* **PROVIDED DATA**:
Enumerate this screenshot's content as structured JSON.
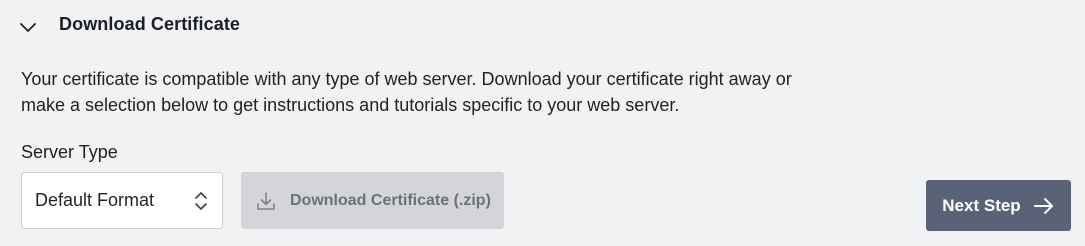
{
  "section": {
    "title": "Download Certificate",
    "expanded": true,
    "description": "Your certificate is compatible with any type of web server. Download your certificate right away or make a selection below to get instructions and tutorials specific to your web server."
  },
  "server_type": {
    "label": "Server Type",
    "selected": "Default Format"
  },
  "actions": {
    "download_label": "Download Certificate (.zip)",
    "download_icon": "download-icon",
    "next_label": "Next Step",
    "next_icon": "arrow-right-icon"
  },
  "colors": {
    "background": "#f1f2f4",
    "next_button": "#5a6278",
    "download_button_disabled": "#d3d5d9"
  }
}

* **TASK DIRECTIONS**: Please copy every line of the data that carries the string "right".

* **ANSWER BOX**:
    "description": "Your certificate is compatible with any type of web server. Download your certificate right away or make a selection below to get instructions and tutorials specific to your web server."
    "next_icon": "arrow-right-icon"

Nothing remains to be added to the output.